The thing is, if this situation describes you, you’re not alone. More people than ever are in need of urgent medical care related to addiction, particularly if you are looking to detox quickly and safely. Alcoholism is the third killer when it comes to life-threatening diseases in the U.S., and fully 80% of modern heroin users started out on prescription pain medicine. This dependency on heroin and pain medicine leads to a vicious cycle of opioid addiction that ensnares 23% of users, and trying to detox alone can be dangerous. Severe alcoholics, for example, can suffer from Delerium Tremens (or DTs), a problem with the nervous system that can occur as soon as two days after an alcoholic’s last drink, and can lead to heart failure and death.

The picture we are painting is one of an epidemic, and that’s why it’s so important to take that first step and reach out for the urgent medical care you need today. Nowadays, many family practice doctors are well-versed in issues related to addiction, detox, and rehabilitation, and can start you down the road to recovery. Generally, detox must happen before true “rehab” can start, and so a good doctor will monitor this process for you and will help you make the arrangements necessary in the meantime.

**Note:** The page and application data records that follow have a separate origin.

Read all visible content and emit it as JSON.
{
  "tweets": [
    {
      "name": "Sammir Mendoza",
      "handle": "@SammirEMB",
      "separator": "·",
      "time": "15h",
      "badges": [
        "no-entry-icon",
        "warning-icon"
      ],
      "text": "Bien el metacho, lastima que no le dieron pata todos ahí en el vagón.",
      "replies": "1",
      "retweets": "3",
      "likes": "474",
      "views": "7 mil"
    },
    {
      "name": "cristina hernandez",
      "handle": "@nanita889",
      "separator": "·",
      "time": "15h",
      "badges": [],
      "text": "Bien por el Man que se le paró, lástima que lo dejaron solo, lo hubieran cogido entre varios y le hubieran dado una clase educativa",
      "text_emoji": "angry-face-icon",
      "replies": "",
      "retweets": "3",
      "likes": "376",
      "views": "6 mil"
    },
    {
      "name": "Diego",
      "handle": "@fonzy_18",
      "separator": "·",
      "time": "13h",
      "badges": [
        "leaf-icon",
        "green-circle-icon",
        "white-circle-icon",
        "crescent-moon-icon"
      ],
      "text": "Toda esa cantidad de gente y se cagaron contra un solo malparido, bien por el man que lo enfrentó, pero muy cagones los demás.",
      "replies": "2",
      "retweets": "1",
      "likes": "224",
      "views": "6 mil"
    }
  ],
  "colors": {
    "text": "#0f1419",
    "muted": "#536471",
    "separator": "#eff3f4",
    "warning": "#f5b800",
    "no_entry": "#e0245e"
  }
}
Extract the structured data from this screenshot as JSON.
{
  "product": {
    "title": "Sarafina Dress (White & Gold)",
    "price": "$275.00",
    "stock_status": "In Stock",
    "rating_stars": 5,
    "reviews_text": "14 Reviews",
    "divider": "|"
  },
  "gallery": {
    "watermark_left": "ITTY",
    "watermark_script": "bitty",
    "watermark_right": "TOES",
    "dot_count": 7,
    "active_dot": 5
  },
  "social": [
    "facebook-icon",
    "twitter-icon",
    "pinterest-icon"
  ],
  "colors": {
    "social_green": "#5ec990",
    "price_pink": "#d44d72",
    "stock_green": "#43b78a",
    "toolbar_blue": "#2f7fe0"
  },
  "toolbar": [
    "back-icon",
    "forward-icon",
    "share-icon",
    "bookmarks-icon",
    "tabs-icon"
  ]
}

Medically monitored detox, especially for severe addicts, is crucial to the recovery process. Programs are typically three, five, or seven days depending on the condition of the patient. A safe, comfortable environment is provided to help ease the patient through the rough withdrawal symptoms and controlling mechanisms are put in place to monitor heart, liver, and kidney health. Pain management is also a critical part of medically monitored detox, but more than that, the emotional support and anxiety reduction that comes with having someone by your side, even just a trained professional, is invaluable.

If you are interested in this type of urgent medical care, you can call the Substance Abuse and Mental Health Services Administration’s National Hotline at 1 — 800 — 662 — HELP (4357). SAMHSA’s helpline is free, confidential, and open 24 hours a day, seven days a week. The trained call operators can link you to drug treatment information in your area and give you referrals so that you can begin your journey with a reputable detox professional.